/---

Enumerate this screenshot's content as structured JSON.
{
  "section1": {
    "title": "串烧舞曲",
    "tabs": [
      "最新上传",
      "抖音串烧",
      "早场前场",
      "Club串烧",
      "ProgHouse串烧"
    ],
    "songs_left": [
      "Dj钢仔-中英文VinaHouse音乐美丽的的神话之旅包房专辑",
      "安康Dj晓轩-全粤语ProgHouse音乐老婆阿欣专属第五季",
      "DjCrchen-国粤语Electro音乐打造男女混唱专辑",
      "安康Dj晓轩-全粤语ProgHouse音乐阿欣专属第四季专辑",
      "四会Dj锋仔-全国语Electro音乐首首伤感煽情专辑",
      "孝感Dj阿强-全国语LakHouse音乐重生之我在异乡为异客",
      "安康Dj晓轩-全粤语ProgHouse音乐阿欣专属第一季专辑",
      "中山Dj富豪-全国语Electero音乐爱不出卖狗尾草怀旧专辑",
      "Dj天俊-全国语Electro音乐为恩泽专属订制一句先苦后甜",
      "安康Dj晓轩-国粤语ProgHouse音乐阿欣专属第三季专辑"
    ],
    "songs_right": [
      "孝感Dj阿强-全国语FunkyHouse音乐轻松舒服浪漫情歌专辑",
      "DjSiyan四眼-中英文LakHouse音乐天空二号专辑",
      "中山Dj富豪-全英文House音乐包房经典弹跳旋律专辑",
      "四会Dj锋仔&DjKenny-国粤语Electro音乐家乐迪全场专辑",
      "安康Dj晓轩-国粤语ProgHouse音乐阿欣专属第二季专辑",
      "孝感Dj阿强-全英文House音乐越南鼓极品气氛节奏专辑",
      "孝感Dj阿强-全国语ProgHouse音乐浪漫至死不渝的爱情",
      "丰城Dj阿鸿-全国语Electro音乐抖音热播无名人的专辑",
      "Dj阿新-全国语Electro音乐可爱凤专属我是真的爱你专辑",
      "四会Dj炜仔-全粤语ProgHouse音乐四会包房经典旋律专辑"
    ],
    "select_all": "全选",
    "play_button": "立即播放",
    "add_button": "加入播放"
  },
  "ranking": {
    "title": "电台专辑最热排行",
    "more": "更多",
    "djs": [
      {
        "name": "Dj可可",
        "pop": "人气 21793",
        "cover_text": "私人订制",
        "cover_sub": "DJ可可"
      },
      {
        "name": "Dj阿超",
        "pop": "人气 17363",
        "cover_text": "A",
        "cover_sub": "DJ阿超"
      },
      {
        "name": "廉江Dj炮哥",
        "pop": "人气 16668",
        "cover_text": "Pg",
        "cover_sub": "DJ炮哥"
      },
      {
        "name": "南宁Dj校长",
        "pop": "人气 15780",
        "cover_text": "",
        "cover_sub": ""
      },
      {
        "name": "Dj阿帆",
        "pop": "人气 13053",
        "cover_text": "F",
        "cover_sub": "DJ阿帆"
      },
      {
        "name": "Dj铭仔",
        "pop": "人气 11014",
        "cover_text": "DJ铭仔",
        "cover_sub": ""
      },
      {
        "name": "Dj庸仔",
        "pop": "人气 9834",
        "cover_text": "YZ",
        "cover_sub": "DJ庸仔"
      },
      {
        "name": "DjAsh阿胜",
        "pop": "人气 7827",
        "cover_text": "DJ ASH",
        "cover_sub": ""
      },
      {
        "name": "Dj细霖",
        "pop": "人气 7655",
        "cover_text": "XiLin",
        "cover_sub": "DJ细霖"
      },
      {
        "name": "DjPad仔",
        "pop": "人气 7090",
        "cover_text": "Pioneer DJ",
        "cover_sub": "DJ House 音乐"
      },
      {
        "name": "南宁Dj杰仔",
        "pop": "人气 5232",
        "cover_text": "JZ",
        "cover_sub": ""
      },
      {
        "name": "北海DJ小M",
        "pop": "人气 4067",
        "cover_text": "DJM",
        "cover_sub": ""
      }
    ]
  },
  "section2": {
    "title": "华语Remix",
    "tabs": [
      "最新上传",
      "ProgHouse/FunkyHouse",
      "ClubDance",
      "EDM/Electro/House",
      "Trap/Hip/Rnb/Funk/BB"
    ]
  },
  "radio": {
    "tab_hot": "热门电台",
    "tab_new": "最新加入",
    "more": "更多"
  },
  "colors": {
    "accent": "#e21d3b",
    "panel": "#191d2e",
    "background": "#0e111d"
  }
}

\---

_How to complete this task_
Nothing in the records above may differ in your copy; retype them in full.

_Exercise response_
Enumerate this screenshot's content as structured JSON.
{
  "section1": {
    "title": "串烧舞曲",
    "tabs": [
      "最新上传",
      "抖音串烧",
      "早场前场",
      "Club串烧",
      "ProgHouse串烧"
    ],
    "songs_left": [
      "Dj钢仔-中英文VinaHouse音乐美丽的的神话之旅包房专辑",
      "安康Dj晓轩-全粤语ProgHouse音乐老婆阿欣专属第五季",
      "DjCrchen-国粤语Electro音乐打造男女混唱专辑",
      "安康Dj晓轩-全粤语ProgHouse音乐阿欣专属第四季专辑",
      "四会Dj锋仔-全国语Electro音乐首首伤感煽情专辑",
      "孝感Dj阿强-全国语LakHouse音乐重生之我在异乡为异客",
      "安康Dj晓轩-全粤语ProgHouse音乐阿欣专属第一季专辑",
      "中山Dj富豪-全国语Electero音乐爱不出卖狗尾草怀旧专辑",
      "Dj天俊-全国语Electro音乐为恩泽专属订制一句先苦后甜",
      "安康Dj晓轩-国粤语ProgHouse音乐阿欣专属第三季专辑"
    ],
    "songs_right": [
      "孝感Dj阿强-全国语FunkyHouse音乐轻松舒服浪漫情歌专辑",
      "DjSiyan四眼-中英文LakHouse音乐天空二号专辑",
      "中山Dj富豪-全英文House音乐包房经典弹跳旋律专辑",
      "四会Dj锋仔&DjKenny-国粤语Electro音乐家乐迪全场专辑",
      "安康Dj晓轩-国粤语ProgHouse音乐阿欣专属第二季专辑",
      "孝感Dj阿强-全英文House音乐越南鼓极品气氛节奏专辑",
      "孝感Dj阿强-全国语ProgHouse音乐浪漫至死不渝的爱情",
      "丰城Dj阿鸿-全国语Electro音乐抖音热播无名人的专辑",
      "Dj阿新-全国语Electro音乐可爱凤专属我是真的爱你专辑",
      "四会Dj炜仔-全粤语ProgHouse音乐四会包房经典旋律专辑"
    ],
    "select_all": "全选",
    "play_button": "立即播放",
    "add_button": "加入播放"
  },
  "ranking": {
    "title": "电台专辑最热排行",
    "more": "更多",
    "djs": [
      {
        "name": "Dj可可",
        "pop": "人气 21793",
        "cover_text": "私人订制",
        "cover_sub": "DJ可可"
      },
      {
        "name": "Dj阿超",
        "pop": "人气 17363",
        "cover_text": "A",
        "cover_sub": "DJ阿超"
      },
      {
        "name": "廉江Dj炮哥",
        "pop": "人气 16668",
        "cover_text": "Pg",
        "cover_sub": "DJ炮哥"
      },
      {
        "name": "南宁Dj校长",
        "pop": "人气 15780",
        "cover_text": "",
        "cover_sub": ""
      },
      {
        "name": "Dj阿帆",
        "pop": "人气 13053",
        "cover_text": "F",
        "cover_sub": "DJ阿帆"
      },
      {
        "name": "Dj铭仔",
        "pop": "人气 11014",
        "cover_text": "DJ铭仔",
        "cover_sub": ""
      },
      {
        "name": "Dj庸仔",
        "pop": "人气 9834",
        "cover_text": "YZ",
        "cover_sub": "DJ庸仔"
      },
      {
        "name": "DjAsh阿胜",
        "pop": "人气 7827",
        "cover_text": "DJ ASH",
        "cover_sub": ""
      },
      {
        "name": "Dj细霖",
        "pop": "人气 7655",
        "cover_text": "XiLin",
        "cover_sub": "DJ细霖"
      },
      {
        "name": "DjPad仔",
        "pop": "人气 7090",
        "cover_text": "Pioneer DJ",
        "cover_sub": "DJ House 音乐"
      },
      {
        "name": "南宁Dj杰仔",
        "pop": "人气 5232",
        "cover_text": "JZ",
        "cover_sub": ""
      },
      {
        "name": "北海DJ小M",
        "pop": "人气 4067",
        "cover_text": "DJM",
        "cover_sub": ""
      }
    ]
  },
  "section2": {
    "title": "华语Remix",
    "tabs": [
      "最新上传",
      "ProgHouse/FunkyHouse",
      "ClubDance",
      "EDM/Electro/House",
      "Trap/Hip/Rnb/Funk/BB"
    ]
  },
  "radio": {
    "tab_hot": "热门电台",
    "tab_new": "最新加入",
    "more": "更多"
  },
  "colors": {
    "accent": "#e21d3b",
    "panel": "#191d2e",
    "background": "#0e111d"
  }
}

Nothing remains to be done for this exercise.